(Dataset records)
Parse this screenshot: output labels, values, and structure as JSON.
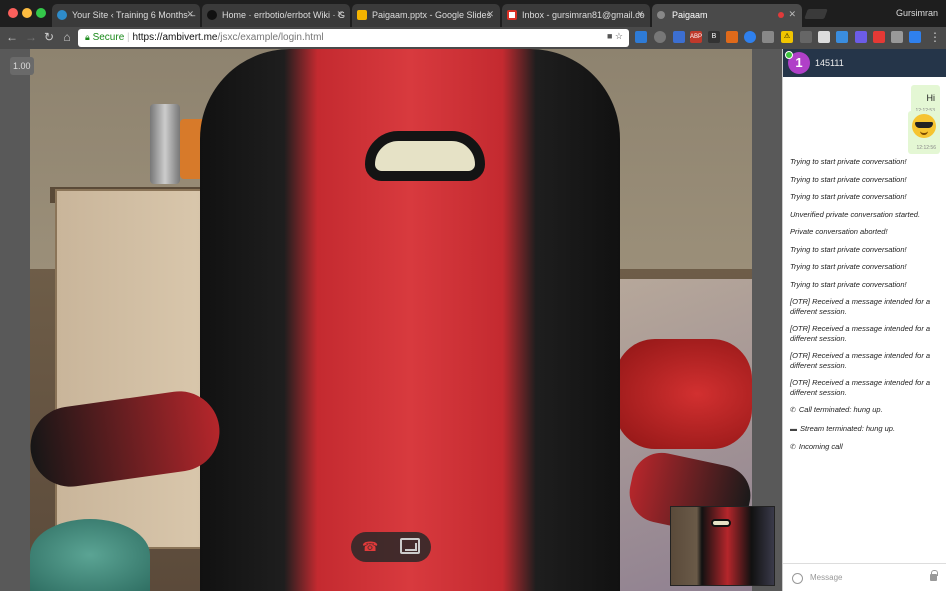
{
  "browser": {
    "tabs": [
      {
        "label": "Your Site ‹ Training 6 Months –",
        "favicon_color": "#2e8bc9",
        "active": false
      },
      {
        "label": "Home · errbotio/errbot Wiki · G",
        "favicon_color": "#111111",
        "active": false
      },
      {
        "label": "Paigaam.pptx - Google Slides",
        "favicon_color": "#f4b400",
        "active": false
      },
      {
        "label": "Inbox - gursimran81@gmail.co",
        "favicon_color": "#d93025",
        "active": false
      },
      {
        "label": "Paigaam",
        "favicon_color": "#888888",
        "active": true
      }
    ],
    "user": "Gursimran",
    "toolbar": {
      "back_icon": "back-arrow-icon",
      "forward_icon": "forward-arrow-icon",
      "reload_icon": "reload-icon",
      "home_icon": "home-icon",
      "secure_label": "Secure",
      "url_host": "https://ambivert.me",
      "url_path": "/jsxc/example/login.html"
    },
    "extensions": [
      "ABP",
      "B",
      "⚠"
    ]
  },
  "video": {
    "zoom_label": "1.00",
    "hangup_icon": "phone-hangup-icon",
    "fullscreen_icon": "fullscreen-icon",
    "pip_label": "Self view"
  },
  "chat": {
    "avatar_letter": "1",
    "contact": "145111",
    "outgoing": [
      {
        "text": "Hi",
        "time": "12:12:53"
      },
      {
        "text": "",
        "emoji": "sunglasses-emoji",
        "time": "12:12:56"
      }
    ],
    "system_messages": [
      {
        "text": "Trying to start private conversation!",
        "icon": ""
      },
      {
        "text": "Trying to start private conversation!",
        "icon": ""
      },
      {
        "text": "Trying to start private conversation!",
        "icon": ""
      },
      {
        "text": "Unverified private conversation started.",
        "icon": ""
      },
      {
        "text": "Private conversation aborted!",
        "icon": ""
      },
      {
        "text": "Trying to start private conversation!",
        "icon": ""
      },
      {
        "text": "Trying to start private conversation!",
        "icon": ""
      },
      {
        "text": "Trying to start private conversation!",
        "icon": ""
      },
      {
        "text": "[OTR] Received a message intended for a different session.",
        "icon": ""
      },
      {
        "text": "[OTR] Received a message intended for a different session.",
        "icon": ""
      },
      {
        "text": "[OTR] Received a message intended for a different session.",
        "icon": ""
      },
      {
        "text": "[OTR] Received a message intended for a different session.",
        "icon": ""
      },
      {
        "text": "Call terminated: hung up.",
        "icon": "phone-icon"
      },
      {
        "text": "Stream terminated: hung up.",
        "icon": "screen-icon"
      },
      {
        "text": "Incoming call",
        "icon": "phone-icon"
      }
    ],
    "input_placeholder": "Message"
  }
}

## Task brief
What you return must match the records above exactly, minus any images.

## Output below
Parse this screenshot: output labels, values, and structure as JSON.
{
  "browser": {
    "tabs": [
      {
        "label": "Your Site ‹ Training 6 Months –",
        "favicon_color": "#2e8bc9",
        "active": false
      },
      {
        "label": "Home · errbotio/errbot Wiki · G",
        "favicon_color": "#111111",
        "active": false
      },
      {
        "label": "Paigaam.pptx - Google Slides",
        "favicon_color": "#f4b400",
        "active": false
      },
      {
        "label": "Inbox - gursimran81@gmail.co",
        "favicon_color": "#d93025",
        "active": false
      },
      {
        "label": "Paigaam",
        "favicon_color": "#888888",
        "active": true
      }
    ],
    "user": "Gursimran",
    "toolbar": {
      "back_icon": "back-arrow-icon",
      "forward_icon": "forward-arrow-icon",
      "reload_icon": "reload-icon",
      "home_icon": "home-icon",
      "secure_label": "Secure",
      "url_host": "https://ambivert.me",
      "url_path": "/jsxc/example/login.html"
    },
    "extensions": [
      "ABP",
      "B",
      "⚠"
    ]
  },
  "video": {
    "zoom_label": "1.00",
    "hangup_icon": "phone-hangup-icon",
    "fullscreen_icon": "fullscreen-icon",
    "pip_label": "Self view"
  },
  "chat": {
    "avatar_letter": "1",
    "contact": "145111",
    "outgoing": [
      {
        "text": "Hi",
        "time": "12:12:53"
      },
      {
        "text": "",
        "emoji": "sunglasses-emoji",
        "time": "12:12:56"
      }
    ],
    "system_messages": [
      {
        "text": "Trying to start private conversation!",
        "icon": ""
      },
      {
        "text": "Trying to start private conversation!",
        "icon": ""
      },
      {
        "text": "Trying to start private conversation!",
        "icon": ""
      },
      {
        "text": "Unverified private conversation started.",
        "icon": ""
      },
      {
        "text": "Private conversation aborted!",
        "icon": ""
      },
      {
        "text": "Trying to start private conversation!",
        "icon": ""
      },
      {
        "text": "Trying to start private conversation!",
        "icon": ""
      },
      {
        "text": "Trying to start private conversation!",
        "icon": ""
      },
      {
        "text": "[OTR] Received a message intended for a different session.",
        "icon": ""
      },
      {
        "text": "[OTR] Received a message intended for a different session.",
        "icon": ""
      },
      {
        "text": "[OTR] Received a message intended for a different session.",
        "icon": ""
      },
      {
        "text": "[OTR] Received a message intended for a different session.",
        "icon": ""
      },
      {
        "text": "Call terminated: hung up.",
        "icon": "phone-icon"
      },
      {
        "text": "Stream terminated: hung up.",
        "icon": "screen-icon"
      },
      {
        "text": "Incoming call",
        "icon": "phone-icon"
      }
    ],
    "input_placeholder": "Message"
  }
}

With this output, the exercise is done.